Islam is the religion of the natural state of man (fitrah), the religion of reason and thought. Allāh has distinguished the truth from falsehood. Guidance is a gift from Allāh. It does not come to just anybody and it is not attained through wishes. It might even be delayed, though its means are available. Guidance to the truth is in the hand of Allāh alone and no human being has any share in that, as Allāh said to His Messenger (sall Allāhu ʿalayhi wa sallam):
“Verily, you (O Muḥammad) guide not whom you like, but Allāh guides whom He wills. And He knows best those who are the guided.”
The Prophet (sall Allāhu ʿalayhi wa sallam) said,
“A man spends a long time doing the deeds of the people of Paradise and then he ends his deeds with the deeds of the people of the Hell-fire. And a man spends a long time doing the deeds of the people of the Hell-fire and then he ends his deeds with the deeds of the people of Paradise“
The above events narrated are an excellent fulfilment of the above hadith and how Allāh changed the eternal fortune of those individuals. Such was the certainty of the conviction of some of these individuals that within moments of accepting the faith they already understood the following verse we recite, even though they, themselves, would not have come across the verse:
“Say: “Truly, my prayer and my service of sacrifice, my life and my death, are (all) for Allāh, the Cherisher of the Worlds”.

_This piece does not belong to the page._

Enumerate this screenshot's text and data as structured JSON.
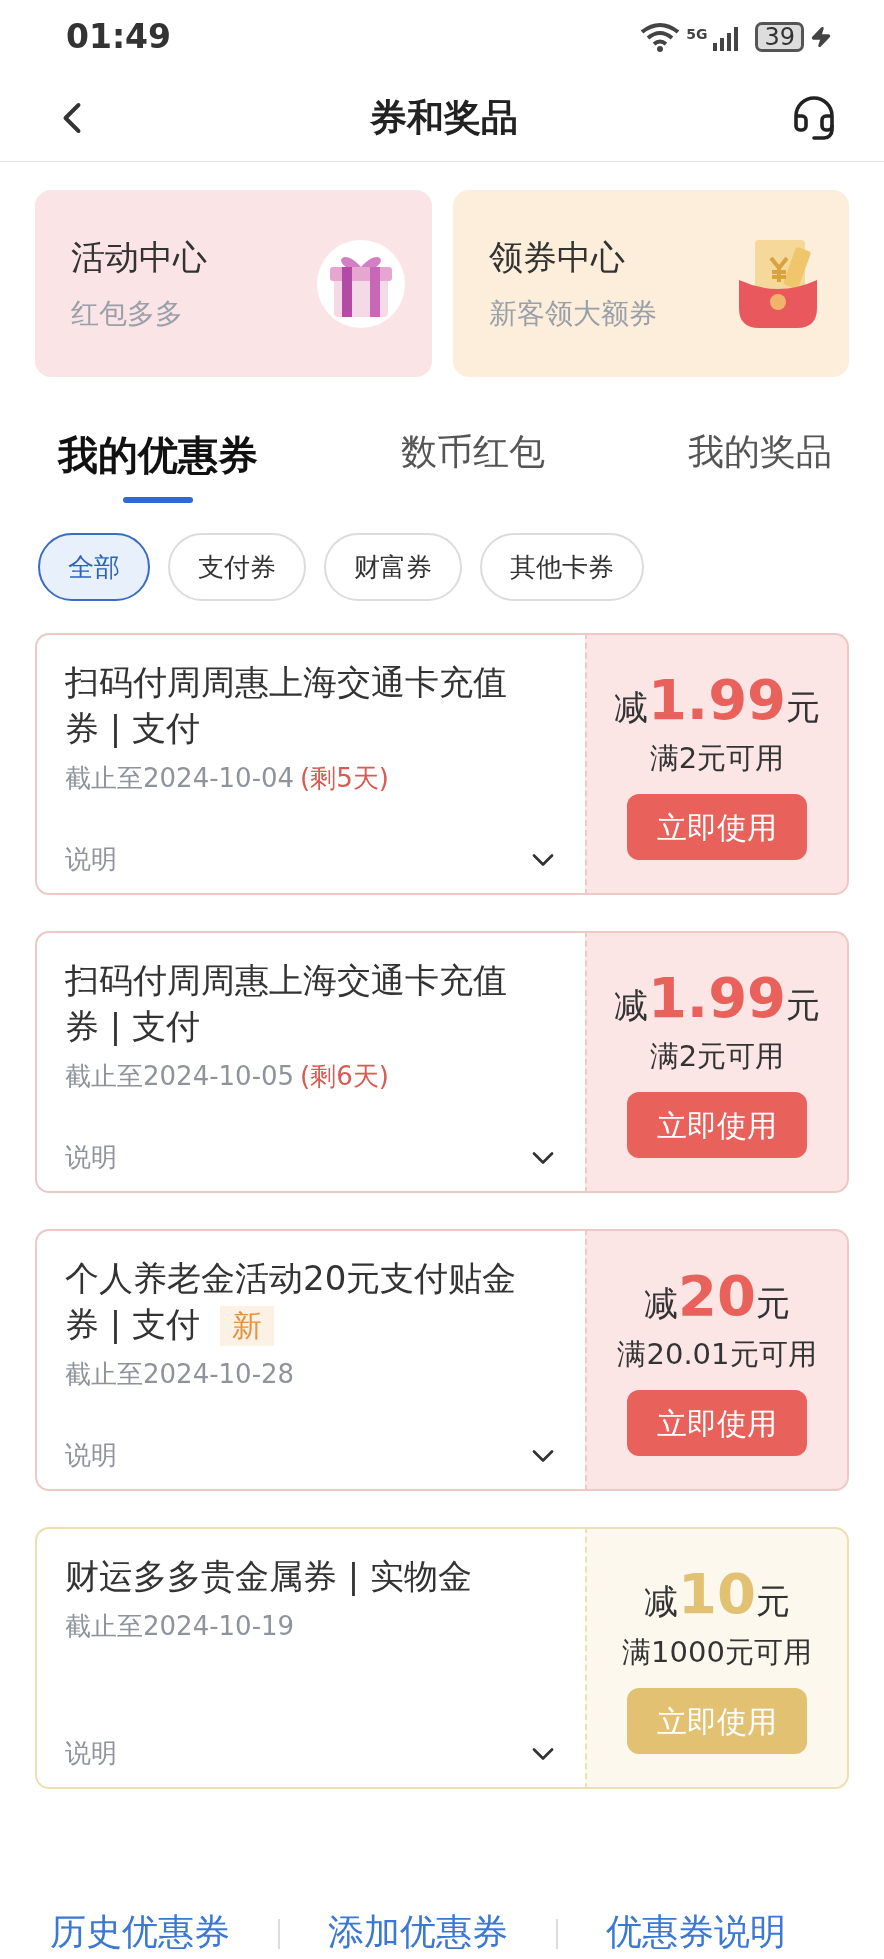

Imagine someone saying to us that they would torture us or even kill us for our belief in Allāh, would we, at that moment have the courage to speak and argue back? Would we have the courage to say those words which were uttered by the magicians of Firāawn? To have trust in Allāh and know that no matter what happens, it is by His will? Indeed, today, many of us in the Ummah lack the Īmān of those magicians and that of George, so let us take benefit from their example in strengthening our conviction in facing such tests and tribulations for we know that, as Muslims, we are living in testing times where Muslims are being tortured and killed for no reason other than their faith.
I also would recommend anyone reading this to also listen to the story of how Ustādh ʿAbdur Rahīm Green’s father was guided to the light of Islām before his death, which again is another beautiful story for us to learn from.
Lastly, let us supplicate for steadfastness upon guidance as this is one of the special invocations of the righteous. Allāh says:
“(They say): “Our Lord! Let not our hearts deviate (from the truth) after You have guided us, and grant us mercy from You. Truly, You are the Bestower.”
 Al-Qur’ān, 20:70
 Al-Qur’ān, 20:72
 Conversation narrated in Tabari, Vol 2, p595
 Abū Dawūd
 Al-Qur’ān, 15:42
 Al-Qur’ān, 28:56
 Al-Qur’ān, 6:162
 Al-Qur’ān, 3:8